» BRIEF
Using the data below, report how many lines hold the word "JSON". Include nothing else in the reply.
---- SUPPLIED INFORMATION
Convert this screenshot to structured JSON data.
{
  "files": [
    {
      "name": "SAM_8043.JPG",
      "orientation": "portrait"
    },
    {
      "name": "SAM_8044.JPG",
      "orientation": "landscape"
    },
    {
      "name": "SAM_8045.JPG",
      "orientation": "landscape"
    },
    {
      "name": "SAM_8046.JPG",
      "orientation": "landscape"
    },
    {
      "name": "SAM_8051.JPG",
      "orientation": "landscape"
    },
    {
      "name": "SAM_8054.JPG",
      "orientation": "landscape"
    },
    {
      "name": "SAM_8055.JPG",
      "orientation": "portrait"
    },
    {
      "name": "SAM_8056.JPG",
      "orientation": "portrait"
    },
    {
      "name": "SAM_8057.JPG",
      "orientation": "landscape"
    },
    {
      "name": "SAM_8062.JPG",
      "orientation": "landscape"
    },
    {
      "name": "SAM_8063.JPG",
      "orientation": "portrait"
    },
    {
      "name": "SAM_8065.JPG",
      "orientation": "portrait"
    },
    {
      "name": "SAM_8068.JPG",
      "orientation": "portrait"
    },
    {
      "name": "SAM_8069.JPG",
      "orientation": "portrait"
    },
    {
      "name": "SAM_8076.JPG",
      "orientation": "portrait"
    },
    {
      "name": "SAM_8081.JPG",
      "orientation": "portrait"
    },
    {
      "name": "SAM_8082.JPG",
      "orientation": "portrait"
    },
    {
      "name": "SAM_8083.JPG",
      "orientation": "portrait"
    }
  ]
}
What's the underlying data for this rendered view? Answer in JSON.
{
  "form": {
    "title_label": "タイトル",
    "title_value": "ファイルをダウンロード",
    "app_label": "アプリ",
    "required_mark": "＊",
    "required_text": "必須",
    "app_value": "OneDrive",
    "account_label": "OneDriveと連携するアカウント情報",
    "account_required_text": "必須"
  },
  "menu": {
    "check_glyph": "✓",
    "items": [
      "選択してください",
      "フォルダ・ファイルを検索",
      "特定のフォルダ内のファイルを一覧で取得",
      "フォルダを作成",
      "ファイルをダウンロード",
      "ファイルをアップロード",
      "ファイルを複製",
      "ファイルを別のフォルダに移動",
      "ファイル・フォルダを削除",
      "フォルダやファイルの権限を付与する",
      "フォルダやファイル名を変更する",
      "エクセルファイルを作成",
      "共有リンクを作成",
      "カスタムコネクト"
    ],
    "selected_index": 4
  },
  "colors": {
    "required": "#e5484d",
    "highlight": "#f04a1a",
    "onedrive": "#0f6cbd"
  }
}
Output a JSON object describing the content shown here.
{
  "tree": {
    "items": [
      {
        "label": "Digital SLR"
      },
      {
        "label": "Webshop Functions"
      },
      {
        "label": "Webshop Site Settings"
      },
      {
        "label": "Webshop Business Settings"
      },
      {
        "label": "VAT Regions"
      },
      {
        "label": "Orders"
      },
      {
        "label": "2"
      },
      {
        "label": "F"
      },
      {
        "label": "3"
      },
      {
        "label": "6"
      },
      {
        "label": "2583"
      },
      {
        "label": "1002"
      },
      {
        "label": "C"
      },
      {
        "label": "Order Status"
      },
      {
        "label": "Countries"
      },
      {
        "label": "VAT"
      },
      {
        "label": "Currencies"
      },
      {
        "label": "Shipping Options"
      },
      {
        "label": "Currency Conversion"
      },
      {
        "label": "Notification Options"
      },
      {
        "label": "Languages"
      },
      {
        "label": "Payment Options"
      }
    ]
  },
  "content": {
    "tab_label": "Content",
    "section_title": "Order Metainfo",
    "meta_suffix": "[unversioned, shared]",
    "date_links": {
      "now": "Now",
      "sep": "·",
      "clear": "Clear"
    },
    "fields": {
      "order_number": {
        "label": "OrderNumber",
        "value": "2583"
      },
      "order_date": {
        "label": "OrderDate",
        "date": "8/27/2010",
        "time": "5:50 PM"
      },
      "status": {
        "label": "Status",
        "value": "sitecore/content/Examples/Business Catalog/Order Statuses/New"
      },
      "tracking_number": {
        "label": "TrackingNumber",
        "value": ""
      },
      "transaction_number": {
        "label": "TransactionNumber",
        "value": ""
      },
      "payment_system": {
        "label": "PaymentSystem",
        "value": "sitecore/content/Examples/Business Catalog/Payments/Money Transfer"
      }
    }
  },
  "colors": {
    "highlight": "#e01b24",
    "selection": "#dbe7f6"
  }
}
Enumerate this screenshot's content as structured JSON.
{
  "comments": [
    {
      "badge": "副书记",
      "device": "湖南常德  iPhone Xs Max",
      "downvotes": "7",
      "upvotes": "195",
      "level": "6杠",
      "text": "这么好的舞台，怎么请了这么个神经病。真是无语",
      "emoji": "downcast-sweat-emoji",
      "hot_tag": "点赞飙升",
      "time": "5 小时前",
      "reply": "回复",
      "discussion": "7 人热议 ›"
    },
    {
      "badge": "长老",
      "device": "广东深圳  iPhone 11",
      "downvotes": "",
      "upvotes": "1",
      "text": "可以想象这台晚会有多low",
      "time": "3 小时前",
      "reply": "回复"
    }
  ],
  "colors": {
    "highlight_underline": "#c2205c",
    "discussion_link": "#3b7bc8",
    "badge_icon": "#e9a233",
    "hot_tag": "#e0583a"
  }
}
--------
» TASK RESULT
4